-Antonio Conte; source: Chelsea FC

Personally, I don’t think it was a foul just an unfortunate and unlucky collision on a 50-50 ball — Alonso doesn’t do anything out of the ordinary with his arms or any of his body on his jump. There was a ball to be won and both players went for it. Since headers are not outlawed (yet) in the game, things like this (or even worse, like the Ryan Mason incident recently — Mason’s out of hospital now, by the way, so great news there!) will happen.

But I can see why it could be called a foul (Alonso steams in; akin to winning the ball by going through a player on the tackle) though it was unlikely to be ever called a foul by a referee who was (correctly) positioned behind the play (he would never see Alonso’s arms unless they were extended to his side, which they weren’t).

As far as Alonso himself is concerned, he didn’t think it was anything beyond a jump ball.

“I jumped a bit higher and got to the ball first, I didn’t even see him coming so I don’t think it’s a free-kick. I feel sorry for him, he’s a good friend but I didn’t see him. I hope he’s okay.”

-Marcos Alonso; source: Chelsea FC

It is of course possible to commit a foul without seeing the other player, and intent doesn’t always matter. But injury also doesn’t automatically mean foul.

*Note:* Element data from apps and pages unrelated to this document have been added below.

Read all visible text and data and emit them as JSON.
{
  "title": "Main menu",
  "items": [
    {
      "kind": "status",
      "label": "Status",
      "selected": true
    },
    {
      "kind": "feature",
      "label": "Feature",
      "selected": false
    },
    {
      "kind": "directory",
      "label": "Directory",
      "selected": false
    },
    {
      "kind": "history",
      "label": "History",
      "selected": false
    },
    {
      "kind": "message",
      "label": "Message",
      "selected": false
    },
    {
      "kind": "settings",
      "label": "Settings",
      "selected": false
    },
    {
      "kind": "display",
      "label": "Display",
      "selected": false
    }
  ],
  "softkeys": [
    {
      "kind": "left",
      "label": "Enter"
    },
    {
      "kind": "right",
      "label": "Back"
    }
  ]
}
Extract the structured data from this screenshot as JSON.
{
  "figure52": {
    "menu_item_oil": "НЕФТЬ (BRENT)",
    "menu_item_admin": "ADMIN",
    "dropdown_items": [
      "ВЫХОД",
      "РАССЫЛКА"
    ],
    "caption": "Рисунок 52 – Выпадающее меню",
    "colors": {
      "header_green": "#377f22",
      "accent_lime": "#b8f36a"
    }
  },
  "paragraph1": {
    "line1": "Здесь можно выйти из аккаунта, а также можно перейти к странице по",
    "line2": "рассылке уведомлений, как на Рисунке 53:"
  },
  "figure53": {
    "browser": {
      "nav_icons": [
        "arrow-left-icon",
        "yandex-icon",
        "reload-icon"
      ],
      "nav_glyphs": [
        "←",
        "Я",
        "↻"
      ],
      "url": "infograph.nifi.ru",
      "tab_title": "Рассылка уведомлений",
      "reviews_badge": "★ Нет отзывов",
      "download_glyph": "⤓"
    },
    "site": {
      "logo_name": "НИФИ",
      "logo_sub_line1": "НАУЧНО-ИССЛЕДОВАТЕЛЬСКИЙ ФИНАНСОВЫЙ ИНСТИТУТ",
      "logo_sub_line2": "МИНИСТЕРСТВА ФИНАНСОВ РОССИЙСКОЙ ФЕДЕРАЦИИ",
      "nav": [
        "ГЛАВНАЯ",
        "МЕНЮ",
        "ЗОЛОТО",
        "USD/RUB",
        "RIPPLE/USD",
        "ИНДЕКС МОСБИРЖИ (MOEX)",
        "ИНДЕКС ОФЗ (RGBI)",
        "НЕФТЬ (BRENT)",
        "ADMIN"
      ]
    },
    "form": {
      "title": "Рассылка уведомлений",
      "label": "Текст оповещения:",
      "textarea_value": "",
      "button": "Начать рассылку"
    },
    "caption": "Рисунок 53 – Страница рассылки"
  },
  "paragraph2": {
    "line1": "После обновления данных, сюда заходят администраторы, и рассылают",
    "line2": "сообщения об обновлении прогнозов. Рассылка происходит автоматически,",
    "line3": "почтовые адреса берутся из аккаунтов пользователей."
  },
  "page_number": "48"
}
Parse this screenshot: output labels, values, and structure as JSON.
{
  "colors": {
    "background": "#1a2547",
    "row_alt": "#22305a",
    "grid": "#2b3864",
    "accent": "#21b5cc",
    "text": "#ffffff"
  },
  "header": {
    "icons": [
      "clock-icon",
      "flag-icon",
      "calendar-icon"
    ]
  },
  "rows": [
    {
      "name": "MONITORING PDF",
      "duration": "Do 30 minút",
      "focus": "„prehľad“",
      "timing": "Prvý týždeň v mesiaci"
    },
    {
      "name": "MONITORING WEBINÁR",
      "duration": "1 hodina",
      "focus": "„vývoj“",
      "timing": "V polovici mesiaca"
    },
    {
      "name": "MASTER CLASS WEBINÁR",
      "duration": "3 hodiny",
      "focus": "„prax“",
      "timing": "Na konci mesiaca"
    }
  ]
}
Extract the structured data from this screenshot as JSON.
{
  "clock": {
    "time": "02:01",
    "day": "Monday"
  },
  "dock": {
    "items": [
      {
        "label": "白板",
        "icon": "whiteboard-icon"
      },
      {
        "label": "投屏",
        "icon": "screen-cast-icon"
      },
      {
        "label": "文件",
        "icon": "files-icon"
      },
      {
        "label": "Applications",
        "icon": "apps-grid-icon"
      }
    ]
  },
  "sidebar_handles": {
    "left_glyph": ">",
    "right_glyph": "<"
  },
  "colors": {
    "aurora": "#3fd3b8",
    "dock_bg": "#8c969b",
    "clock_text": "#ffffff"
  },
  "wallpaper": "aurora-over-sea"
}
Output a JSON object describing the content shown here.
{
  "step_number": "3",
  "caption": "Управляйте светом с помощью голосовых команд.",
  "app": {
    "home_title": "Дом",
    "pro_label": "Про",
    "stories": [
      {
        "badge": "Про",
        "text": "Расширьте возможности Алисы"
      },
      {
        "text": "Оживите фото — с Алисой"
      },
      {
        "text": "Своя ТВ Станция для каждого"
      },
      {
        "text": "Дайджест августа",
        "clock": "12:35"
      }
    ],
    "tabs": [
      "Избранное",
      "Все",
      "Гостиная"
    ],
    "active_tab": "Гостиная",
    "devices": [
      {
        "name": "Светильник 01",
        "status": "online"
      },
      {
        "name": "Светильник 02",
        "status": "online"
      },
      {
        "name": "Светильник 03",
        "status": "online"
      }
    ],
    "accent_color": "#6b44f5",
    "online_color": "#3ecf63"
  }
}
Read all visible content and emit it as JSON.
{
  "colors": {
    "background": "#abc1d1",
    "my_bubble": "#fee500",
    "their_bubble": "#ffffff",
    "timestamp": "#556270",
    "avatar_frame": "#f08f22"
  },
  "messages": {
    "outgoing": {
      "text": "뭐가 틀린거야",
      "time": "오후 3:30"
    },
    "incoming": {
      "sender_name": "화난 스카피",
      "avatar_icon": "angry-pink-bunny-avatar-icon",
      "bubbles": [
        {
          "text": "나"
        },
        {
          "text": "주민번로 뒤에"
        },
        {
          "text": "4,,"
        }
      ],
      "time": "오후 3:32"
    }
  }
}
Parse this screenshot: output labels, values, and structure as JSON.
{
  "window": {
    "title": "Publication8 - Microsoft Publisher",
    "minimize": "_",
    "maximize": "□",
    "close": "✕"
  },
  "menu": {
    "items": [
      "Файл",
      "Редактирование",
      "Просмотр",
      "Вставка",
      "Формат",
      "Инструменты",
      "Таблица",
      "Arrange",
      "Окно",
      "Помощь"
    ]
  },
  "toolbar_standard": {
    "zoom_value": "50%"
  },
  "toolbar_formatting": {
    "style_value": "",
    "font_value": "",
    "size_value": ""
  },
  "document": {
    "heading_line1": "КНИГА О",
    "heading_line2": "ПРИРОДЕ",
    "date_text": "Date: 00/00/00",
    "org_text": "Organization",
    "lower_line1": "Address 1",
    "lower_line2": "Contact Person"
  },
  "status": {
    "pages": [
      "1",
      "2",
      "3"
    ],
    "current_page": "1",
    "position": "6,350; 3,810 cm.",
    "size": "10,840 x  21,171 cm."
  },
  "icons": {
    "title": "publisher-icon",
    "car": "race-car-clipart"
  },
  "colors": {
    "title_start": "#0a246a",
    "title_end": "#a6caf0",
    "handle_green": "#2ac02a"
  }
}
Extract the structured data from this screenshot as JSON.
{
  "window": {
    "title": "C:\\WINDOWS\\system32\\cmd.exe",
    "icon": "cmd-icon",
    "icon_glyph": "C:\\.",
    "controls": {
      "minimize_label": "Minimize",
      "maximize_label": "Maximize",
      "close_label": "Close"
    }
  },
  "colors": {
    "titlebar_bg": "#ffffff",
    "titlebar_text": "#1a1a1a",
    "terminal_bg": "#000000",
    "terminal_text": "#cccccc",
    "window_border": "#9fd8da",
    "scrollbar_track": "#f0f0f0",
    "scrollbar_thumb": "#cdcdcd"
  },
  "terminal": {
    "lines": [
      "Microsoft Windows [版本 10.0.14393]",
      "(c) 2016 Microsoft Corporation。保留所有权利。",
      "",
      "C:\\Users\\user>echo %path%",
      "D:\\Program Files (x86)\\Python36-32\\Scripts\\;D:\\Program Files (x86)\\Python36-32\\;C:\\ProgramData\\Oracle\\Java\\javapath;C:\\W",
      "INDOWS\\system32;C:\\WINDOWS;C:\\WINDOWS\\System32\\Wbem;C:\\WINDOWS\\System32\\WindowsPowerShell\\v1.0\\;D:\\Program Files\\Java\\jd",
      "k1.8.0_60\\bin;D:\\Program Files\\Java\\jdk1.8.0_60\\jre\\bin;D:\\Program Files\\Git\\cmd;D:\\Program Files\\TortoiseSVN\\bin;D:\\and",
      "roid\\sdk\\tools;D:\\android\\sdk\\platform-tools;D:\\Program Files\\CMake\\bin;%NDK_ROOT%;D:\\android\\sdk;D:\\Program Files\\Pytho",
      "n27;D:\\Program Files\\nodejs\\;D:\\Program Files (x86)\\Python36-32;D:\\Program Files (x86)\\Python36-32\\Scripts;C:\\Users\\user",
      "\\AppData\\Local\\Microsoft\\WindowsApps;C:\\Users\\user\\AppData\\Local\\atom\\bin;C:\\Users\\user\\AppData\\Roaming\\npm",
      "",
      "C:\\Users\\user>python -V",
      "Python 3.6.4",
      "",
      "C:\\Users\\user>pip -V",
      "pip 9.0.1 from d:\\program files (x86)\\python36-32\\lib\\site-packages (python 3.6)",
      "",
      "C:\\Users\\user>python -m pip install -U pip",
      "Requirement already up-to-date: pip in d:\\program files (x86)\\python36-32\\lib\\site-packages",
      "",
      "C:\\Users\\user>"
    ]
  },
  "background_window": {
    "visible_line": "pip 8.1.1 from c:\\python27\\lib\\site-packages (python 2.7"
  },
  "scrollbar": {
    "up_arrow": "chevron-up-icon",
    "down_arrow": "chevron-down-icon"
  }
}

In any case, Bellerin emerged from the dressing room at half-time — credit to Arsenal medical staff for following concussion protocol and taking him out immediately after the collision — but it remains to be seen how quickly he’ll be able to recover from the concussion. The FA’s protocol calls for at least six days of monitoring and limited activity.